This psalm is historical; it is a narrative of the great mercies God had bestowed upon Israel, the great sins wherewith they had provoked him, and the many tokens of his displeasure they had been under for their sins. The psalmist began, in the foregoing psalm, to relate God’s wonders of old, for his own encouragement in a difficult time; there he broke off abruptly, but here resumes the subject, for the edification of the church, and enlarges much upon it, showing not only how good God had been to them, which was an earnest of further finishing mercy, but how basely they had conducted themselves towards God, which justified him in correcting them as he did at this time, and forbade all complaints. Here is, I. The preface to this church history, commanding the attention of the present age to it and recommending it to the study of the generations to come, Ps. 78:1-8. II. The history itself from Moses to David; it is put into a psalm or song that it might be the better remembered and transmitted to posterity, and that the singing of it might affect them with the things here related, more than they would be with a bare narrative of them.
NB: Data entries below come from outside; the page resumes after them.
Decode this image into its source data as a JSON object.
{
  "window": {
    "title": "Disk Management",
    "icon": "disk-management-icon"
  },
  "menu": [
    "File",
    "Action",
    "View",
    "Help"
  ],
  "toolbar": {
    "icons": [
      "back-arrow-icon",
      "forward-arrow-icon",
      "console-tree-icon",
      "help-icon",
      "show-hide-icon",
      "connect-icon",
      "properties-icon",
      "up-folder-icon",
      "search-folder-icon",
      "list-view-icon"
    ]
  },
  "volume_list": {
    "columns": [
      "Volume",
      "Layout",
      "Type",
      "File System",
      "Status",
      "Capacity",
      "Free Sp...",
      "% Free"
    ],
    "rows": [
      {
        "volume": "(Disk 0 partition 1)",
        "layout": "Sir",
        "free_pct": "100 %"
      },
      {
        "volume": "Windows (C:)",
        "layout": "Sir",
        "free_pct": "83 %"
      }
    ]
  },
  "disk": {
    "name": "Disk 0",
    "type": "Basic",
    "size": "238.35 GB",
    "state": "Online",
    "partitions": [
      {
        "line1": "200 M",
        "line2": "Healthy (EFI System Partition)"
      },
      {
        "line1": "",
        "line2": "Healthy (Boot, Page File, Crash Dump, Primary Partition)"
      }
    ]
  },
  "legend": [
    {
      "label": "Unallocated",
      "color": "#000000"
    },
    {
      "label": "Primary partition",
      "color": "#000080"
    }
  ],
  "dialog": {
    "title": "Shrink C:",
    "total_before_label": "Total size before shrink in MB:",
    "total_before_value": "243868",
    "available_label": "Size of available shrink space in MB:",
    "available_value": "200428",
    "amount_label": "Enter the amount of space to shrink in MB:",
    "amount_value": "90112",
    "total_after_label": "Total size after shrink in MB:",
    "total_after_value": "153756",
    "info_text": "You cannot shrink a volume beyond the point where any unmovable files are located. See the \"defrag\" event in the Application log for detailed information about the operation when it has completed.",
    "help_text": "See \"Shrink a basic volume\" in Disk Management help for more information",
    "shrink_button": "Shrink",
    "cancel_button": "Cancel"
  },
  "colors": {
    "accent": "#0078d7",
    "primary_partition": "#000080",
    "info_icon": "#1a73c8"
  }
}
The general scope of this psalm we have (Ps. 78:9-11) where notice is taken of the present rebukes they were under (Ps. 78:9), the sin which brought them under those rebukes (Ps. 78:10), and the mercies of God to them formerly, which aggravated that sin, Ps. 78:11. As to the particulars, we are here told, 1. What wonderful works God had wrought for them in bringing them out of Egypt (Ps. 78:12-16), providing for them in the wilderness (Ps. 78:23-29), plaguing and ruining their enemies (Ps. 78:43-55), and at length putting them in possession of the land of promise, Ps. 78:54, 55. 2. How ungrateful they were to God for his favours to them and how many and great provocations they were guilty of. How they murmured against God and distrusted him (Ps. 78:17-20), and did but counterfeit repentance and submission when he punished them (Ps. 78:34-37), thus grieving and tempting him, Ps. 78:40-42. How they affronted God with their idolatries after they came to Canaan, Ps. 78:56-58. 3. How God had justly punished them for their sins (Ps. 78:21, 22) in the wilderness, making their sin their punishment (Ps. 78:29-33), and now, of late, when the ark was taken by the Philistines, Ps. 78:59-64. 4. How graciously God had spared them and returned in mercy to them, notwithstanding their provocations. He had forgiven them formerly (Ps. 78:38, 39), and now, of late, had removed the judgments they had brought upon themselves, and brought them under a happy establishment both in church and state, Ps. 78:65-72. As the general scope of this psalm may be of use to us in the singing of it, to put us upon recollecting what God has done for us and for his church formerly, and what we have done against him, so the particulars also may be of use to us, for warning against those sins of unbelief and ingratitude which Israel of old was notoriously guilty of, and the record of which was preserved for our learning. “These things happened unto them for ensamples,” 1 Cor. 10:11; Heb. 4:11.